Figure

Blade mounting angle is 10 degrees.

Curves of side force with rotation speed

Curves of power with rotation speed

Figure

Curves of power with rotation speed.

Curves of side force with rotation speed

Curves of power with rotation speed

Figure

Opening angle is 110 degrees.

Curves of side force with rotation speed

Curves of power with rotation speed

Test conditions are as follows: the CFF rotating speed is 1400 r/min, the blade number is 12, the blade installation angle is 20 degrees, and the rotor collective pitch is 10 degrees. Opening angle is 90 degrees, 110 degrees, 130 degrees, and 150 degrees. Figure

Opening angle changes.

Curves of side force with the opening angle

Curves of power with the opening angle

The experimental conditions are as follows: rotation speed of CFF is 1400 r/min, the blade number is 12, the blade installation angle is 20 degrees, the rotor collective pitch is 10 degrees, the flow speed is 0 m/s, and the opening angle is 110 degrees. It is shown in Figure

Left and right interface changes.

The interface effect on side force curve

Streamlines of both interfaces

Streamlines of right interface

Streamlines of no interface

Forward flight state comparison.

Curves of side force with rotation speed (5 m/s)

Curves of power with rotation speed (5 m/s)

Curves of side force with rotation speed (10 m/s)

Curves of power with rotation speed (10 m/s)

Figures

Figures

The paper drew the following conclusions based on the wind tunnel test and numerical calculation method:

Wind tunnel tests proved that the antitorque device can produce side force. CFF rotation speed, rotor downwash flow, and the forward flight flow have a great impact on side force. In this paper, the optimal geometric parameters for reactive torque device are as follows: the blade number is 10, with half interface, and the opening angle is 110 degrees. The test calculation power load of reactive torque device has a little difference with common helicopter and it can take place of a single-rotor helicopter tail rotor mechanism.

We carried out numerical calculations at different blade installation angles, different blade numbers, different opening angles, with and without interface, different CFF rotation speeds, different rotor downwash flow speeds, different forward speeds, and compared them with the wind tunnel experiment result. Finally, this proves that the calculation result is credible.

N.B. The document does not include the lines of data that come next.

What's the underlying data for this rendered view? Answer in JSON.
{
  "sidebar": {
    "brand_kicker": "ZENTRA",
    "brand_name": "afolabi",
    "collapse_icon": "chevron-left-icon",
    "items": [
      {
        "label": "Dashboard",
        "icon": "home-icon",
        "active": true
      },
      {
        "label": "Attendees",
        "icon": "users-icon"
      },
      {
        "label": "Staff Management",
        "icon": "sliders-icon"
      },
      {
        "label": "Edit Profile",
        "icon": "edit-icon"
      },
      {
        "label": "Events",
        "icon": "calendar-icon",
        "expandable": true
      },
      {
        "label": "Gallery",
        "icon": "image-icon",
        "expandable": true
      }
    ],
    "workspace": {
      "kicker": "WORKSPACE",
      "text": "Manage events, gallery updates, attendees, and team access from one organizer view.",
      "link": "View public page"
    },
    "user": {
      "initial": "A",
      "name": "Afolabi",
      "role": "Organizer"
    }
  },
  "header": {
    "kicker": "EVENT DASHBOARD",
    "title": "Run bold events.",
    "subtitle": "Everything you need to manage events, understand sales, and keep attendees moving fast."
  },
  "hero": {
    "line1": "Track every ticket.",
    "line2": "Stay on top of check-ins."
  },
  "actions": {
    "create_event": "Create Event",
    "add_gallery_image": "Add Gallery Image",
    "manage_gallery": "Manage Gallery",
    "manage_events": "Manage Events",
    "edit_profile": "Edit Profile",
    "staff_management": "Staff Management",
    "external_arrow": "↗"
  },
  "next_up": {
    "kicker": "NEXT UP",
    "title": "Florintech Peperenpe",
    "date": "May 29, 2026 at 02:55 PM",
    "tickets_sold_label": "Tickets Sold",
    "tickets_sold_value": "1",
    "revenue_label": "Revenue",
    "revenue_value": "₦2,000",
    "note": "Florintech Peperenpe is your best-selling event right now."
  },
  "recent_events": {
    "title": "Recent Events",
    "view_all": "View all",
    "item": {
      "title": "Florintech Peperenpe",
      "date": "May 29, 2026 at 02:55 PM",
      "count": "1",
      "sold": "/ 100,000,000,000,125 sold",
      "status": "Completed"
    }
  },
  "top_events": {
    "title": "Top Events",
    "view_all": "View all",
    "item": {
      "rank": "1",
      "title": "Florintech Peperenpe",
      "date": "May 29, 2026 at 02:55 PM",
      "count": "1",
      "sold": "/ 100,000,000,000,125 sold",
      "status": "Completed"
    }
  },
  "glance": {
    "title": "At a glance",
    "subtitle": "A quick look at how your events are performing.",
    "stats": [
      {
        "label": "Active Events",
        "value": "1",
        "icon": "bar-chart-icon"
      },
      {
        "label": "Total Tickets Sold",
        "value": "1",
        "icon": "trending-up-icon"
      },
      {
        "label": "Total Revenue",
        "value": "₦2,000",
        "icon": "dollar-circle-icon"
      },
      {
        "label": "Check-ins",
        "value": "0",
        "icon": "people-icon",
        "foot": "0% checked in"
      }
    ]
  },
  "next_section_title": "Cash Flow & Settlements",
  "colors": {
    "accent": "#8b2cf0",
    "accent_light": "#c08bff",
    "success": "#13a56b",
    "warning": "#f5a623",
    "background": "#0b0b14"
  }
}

Numerical simulation flow pattern revealed initially the principle of producing side force. One part is that CFF accelerated the airflow, the other part is that the airflow bypassed the external surface of reactive torque device, formed velocity circulation, and generated the side force.

According to the shape characteristic of the reactive torque device, the system can be arranged on the tail beam of the single-rotor helicopter to balance reactive torque and control course by controlling the rotation speed of the CFF.

The authors declare that they have no competing interests.

The authors would like to acknowledge the financial support of the Priority Academic Program Development of Jiangsu Higher Education Institutions and the Nanjing University of Aeronautics and Astronautics Innovation Foundation (Grant no. 201501049).